This is the story of Joey, a red bay horse that finds himself transported from the pastoral countryside of England to the battlefields of WWI and in the process is taken from his loving young owner, Albert. The book is told from Joey’s point of view, which keeps the story simple and avoids bogging it down in the complexities of war. There’s no talk of politics, and only a very short explanation is given for why the war is happening. Joey’s voice is sincere and gentle, while also determined, and you can’t help but love him the way many of the characters do.
War Horse deals with the fear and monotony of war, the pain of separation, sickness, and death without ever feeling preachy. Joey and the other horses deal with all of these issues just as the human characters do and in this way are a metaphor for the soldiers while being presented in the role of brave and long-suffering soldiers themselves. The horses are portrayed as both a symbol of hope and the standard by which everything in the story is measured:
“There’s a nobility in his eye, a regal serenity about him. Does he not personify all that men try to be and never can be? I tell you, my friend, there’s divinity in a horse, and specially in a horse like this. God got it right the day he created them. And to find a horse like this in the middle of this filthy war, is for me like finding a butterfly on a dung heap. We don’t belong in the same universe as a creature like this.” (p. 112)
In the story, characters are measured by how they treat the horses—with kindness and respect or with a harsh hand, although even the unkind characters are depicted as having reasons for the way they are. The author doesn’t present any cardboard villains, only people hardened by circumstances.
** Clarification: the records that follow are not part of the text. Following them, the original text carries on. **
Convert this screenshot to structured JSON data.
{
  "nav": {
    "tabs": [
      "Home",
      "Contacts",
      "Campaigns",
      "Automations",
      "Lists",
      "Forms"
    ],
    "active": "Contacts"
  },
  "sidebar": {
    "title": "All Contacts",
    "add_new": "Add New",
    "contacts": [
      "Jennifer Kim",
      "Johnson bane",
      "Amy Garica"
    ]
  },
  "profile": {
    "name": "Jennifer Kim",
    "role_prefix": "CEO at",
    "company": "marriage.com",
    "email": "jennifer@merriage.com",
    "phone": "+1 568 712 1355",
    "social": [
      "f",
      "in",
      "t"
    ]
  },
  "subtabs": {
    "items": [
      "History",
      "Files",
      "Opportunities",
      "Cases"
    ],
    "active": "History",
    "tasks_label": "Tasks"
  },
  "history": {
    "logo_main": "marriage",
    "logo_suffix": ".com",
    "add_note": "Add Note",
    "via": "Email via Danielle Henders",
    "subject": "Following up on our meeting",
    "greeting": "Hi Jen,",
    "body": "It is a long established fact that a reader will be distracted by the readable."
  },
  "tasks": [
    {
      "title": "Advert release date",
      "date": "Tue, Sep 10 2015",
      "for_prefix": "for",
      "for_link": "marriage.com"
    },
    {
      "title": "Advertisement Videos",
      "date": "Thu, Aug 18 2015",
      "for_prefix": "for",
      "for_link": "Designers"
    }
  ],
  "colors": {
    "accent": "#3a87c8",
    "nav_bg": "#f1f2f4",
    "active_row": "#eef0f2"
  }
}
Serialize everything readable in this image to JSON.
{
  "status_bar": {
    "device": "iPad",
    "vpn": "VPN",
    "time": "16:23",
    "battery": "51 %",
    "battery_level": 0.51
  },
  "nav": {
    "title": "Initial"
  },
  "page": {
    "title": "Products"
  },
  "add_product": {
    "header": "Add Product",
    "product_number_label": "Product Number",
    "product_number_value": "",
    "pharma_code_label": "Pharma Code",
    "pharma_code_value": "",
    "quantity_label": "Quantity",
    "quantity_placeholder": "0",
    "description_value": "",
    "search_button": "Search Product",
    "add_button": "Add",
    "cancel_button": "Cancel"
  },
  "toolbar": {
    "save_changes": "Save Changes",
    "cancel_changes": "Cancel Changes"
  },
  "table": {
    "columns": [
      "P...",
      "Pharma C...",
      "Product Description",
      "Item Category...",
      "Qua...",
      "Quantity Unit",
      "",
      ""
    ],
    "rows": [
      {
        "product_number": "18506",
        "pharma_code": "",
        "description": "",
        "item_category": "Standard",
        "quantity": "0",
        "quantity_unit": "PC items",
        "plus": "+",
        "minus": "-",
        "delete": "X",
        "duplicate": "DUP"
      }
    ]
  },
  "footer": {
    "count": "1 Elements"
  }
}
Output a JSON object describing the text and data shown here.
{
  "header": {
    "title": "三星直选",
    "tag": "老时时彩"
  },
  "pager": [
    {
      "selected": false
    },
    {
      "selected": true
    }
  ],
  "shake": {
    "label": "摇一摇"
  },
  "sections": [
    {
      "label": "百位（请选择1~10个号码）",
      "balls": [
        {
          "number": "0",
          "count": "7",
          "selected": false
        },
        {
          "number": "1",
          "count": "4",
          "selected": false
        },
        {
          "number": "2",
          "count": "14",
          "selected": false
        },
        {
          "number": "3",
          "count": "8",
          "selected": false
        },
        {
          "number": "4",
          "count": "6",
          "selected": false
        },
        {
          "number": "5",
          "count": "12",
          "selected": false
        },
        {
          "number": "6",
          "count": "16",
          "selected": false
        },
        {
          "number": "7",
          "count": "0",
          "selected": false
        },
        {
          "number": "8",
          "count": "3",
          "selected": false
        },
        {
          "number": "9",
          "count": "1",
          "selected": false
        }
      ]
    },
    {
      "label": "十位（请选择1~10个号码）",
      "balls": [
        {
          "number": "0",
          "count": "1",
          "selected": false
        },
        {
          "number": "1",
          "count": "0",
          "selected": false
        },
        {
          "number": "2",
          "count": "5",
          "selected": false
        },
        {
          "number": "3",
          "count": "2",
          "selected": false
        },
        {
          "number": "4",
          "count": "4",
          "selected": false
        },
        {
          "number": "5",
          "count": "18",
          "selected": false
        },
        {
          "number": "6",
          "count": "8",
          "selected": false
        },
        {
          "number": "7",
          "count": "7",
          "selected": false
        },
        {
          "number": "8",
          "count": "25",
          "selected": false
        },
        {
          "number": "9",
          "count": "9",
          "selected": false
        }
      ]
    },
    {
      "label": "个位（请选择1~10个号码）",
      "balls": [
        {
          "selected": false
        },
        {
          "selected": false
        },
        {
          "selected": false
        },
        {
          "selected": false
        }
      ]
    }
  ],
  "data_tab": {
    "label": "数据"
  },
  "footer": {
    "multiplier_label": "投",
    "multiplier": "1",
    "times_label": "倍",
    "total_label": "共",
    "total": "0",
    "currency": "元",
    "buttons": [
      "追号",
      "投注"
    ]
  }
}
Likewise, Michael Morpurgo shows how the war is a struggle for soldiers on both sides and how really all any of them wants—man or beast—is to go home and live out their days in peace. There’s a wonderful scene involving two “enemies” and their mutual concern for Joey, which highlights how alike they are despite the war.
Without unnecessary or gory description, the author creates a realistic picture of WWI’s horrific atmosphere. Through details like barbed wire, mud, the trenches and no man’s land, he more than adequately communicates the bleakness and devastation faced by the soldiers and the horses. Since this is a middle grade book, I found that to be especially important. Where a topic like this is concerned I’d rather kids understand the heart of the matter than get hung up on the blood and guts of it.
War Horse isn’t a fast moving book, though it would be quick to get through if you aren’t reading it out loud (or stopping to blow your nose and wipe your eyes like me). I found the vocabulary to be fairly advanced for middle grade, incorporating words like peremptory, jocular, convalescence and intermittent, making it a good challenge for the younger set and advanced enough for adults.
My son and I finished reading War Horse yesterday, which was Remembrance Day here in Canada. When we were through, our family also watched the movie together. Both the book and movie were great reminders of those who served and gave their lives during WWI and an excellent way to commemorate the occasion. I’d highly recommend War Horse to anyone looking for a good educational resource on WWI or just a moving read about memorable characters during an important time in history.